Let us be clear: the Act is long and convoluted. However, one requires only a fundamental comprehension of accounting principles and knowledge of US standard tax returns to be able to decipher the Act.  2 Remember that many members of congress admitted that, given the hurried manner in which the Act was passed, they did not review the Act before voting on it. Surely we deserve better governance than that.

Cannot the nation be governed digitally? Let the American people use their ubiquitous electronic devices to vote on every major issue. Cannot we be trusted to determine what is important, and how to manage the country?

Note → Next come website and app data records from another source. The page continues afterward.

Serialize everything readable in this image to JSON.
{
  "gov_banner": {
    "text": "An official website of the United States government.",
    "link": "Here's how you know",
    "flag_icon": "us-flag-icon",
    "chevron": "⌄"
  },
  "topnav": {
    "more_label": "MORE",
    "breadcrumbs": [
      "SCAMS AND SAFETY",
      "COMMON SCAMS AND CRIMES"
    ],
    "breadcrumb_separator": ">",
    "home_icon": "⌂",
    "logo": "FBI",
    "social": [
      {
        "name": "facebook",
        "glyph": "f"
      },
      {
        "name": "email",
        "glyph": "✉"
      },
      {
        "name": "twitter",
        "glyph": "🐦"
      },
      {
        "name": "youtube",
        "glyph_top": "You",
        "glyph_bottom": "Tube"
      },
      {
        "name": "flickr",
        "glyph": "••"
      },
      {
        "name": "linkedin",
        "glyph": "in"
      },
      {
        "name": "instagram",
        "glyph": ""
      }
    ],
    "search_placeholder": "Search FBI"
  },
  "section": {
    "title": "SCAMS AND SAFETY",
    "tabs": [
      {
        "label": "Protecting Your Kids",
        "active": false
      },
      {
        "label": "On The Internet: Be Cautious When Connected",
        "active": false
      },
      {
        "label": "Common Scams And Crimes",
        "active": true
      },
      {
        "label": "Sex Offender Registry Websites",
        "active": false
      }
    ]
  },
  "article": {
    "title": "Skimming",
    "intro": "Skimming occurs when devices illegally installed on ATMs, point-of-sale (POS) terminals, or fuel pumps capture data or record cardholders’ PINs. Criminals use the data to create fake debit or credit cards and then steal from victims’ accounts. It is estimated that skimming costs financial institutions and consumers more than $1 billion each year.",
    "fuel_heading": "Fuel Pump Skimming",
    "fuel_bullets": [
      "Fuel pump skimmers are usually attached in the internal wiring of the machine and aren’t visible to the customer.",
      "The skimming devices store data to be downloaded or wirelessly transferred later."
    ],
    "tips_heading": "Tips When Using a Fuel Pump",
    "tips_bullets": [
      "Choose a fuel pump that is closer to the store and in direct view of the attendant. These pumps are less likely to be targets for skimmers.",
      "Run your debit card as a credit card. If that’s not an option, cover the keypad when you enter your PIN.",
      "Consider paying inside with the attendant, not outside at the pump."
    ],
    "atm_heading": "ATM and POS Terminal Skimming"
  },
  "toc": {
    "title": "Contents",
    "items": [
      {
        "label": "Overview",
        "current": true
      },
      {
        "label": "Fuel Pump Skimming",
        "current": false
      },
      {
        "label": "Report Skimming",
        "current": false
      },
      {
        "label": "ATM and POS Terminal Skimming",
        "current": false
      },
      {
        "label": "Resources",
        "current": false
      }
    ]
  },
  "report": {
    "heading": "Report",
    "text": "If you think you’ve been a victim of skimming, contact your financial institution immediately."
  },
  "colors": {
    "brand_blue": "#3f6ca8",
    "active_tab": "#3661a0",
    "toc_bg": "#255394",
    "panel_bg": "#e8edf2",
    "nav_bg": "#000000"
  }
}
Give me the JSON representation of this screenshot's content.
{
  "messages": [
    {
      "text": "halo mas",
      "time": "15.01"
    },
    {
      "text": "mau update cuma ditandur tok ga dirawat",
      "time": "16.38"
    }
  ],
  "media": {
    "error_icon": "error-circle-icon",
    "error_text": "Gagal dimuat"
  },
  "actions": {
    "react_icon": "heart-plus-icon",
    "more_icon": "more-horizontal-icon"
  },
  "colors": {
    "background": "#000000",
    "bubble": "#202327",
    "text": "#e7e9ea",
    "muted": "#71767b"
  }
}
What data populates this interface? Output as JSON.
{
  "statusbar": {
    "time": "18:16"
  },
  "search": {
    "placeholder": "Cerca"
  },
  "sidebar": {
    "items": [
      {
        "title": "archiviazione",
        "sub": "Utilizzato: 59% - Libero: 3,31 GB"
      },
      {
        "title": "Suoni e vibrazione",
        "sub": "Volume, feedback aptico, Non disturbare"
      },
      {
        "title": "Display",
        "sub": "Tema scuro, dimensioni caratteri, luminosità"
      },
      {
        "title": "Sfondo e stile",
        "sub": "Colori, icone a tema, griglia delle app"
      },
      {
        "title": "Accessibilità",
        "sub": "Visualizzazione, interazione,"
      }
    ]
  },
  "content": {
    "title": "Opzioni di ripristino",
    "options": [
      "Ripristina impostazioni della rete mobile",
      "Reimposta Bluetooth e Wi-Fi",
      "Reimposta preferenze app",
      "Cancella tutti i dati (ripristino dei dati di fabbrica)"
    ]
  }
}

Our representatives are untethered, and go on their merry way passing laws that the American people do not want—producing outcomes that we do not desire.  The answer is that those in power want to remain, and will fight to stay, in power. While the American technological system is capable of facilitating Internet voting, the US Congress refuses to approve it. Congress comprehends that Internet voting is one-step removed from governance
through cyberspace.

Therefore, we say tell the Congress to approve Internet voting, and prepare to step aside and let the 21st century run its course. We neither wanted nor needed a Tax Cuts and Jobs Act, but we certainly want and need to govern ourselves.


1 See “Google May Hold a Key”;

2 This is knowledge that should be available to, and possessed by, every American high school graduate.


About the author:  Dr.  Brooks B.  Robinson is the founder and director of, an Internet portal which serves as a resource for Black American economic concepts, issues, policies, and plans.  He holds a PhD in Economics.   Dr. Books Robinson is a graduate of the University of Wisconsin-Madison and of George Mason University in Fairfax, Virginia. He has over 20 years experience as an economist in the public and private sectors, focusing mainly on national economic accounting, economic development in Asia, and on Black American and ethnic economic issues. For the latter category, he has covered the following topics: The future, religion, education, prisons, income inequality, media, emigration, nation formation, strategic planning, and Social Security. Dr. Robinson has numerous publications to his credit: Books (such as Black Americans and the Media:  An Economic Perspective, chapters in composite works, encyclopedia entries, scholarly articles, and syndicated commentaries. He is a world traveler who continues to reflect a fresh perspective on social criticism and on important economic topics. Dr.  Robinson currently lives in Hawaii with his family.  He can be reached at  This e-mail address is being protected from spambots. You need JavaScript enabled to view it .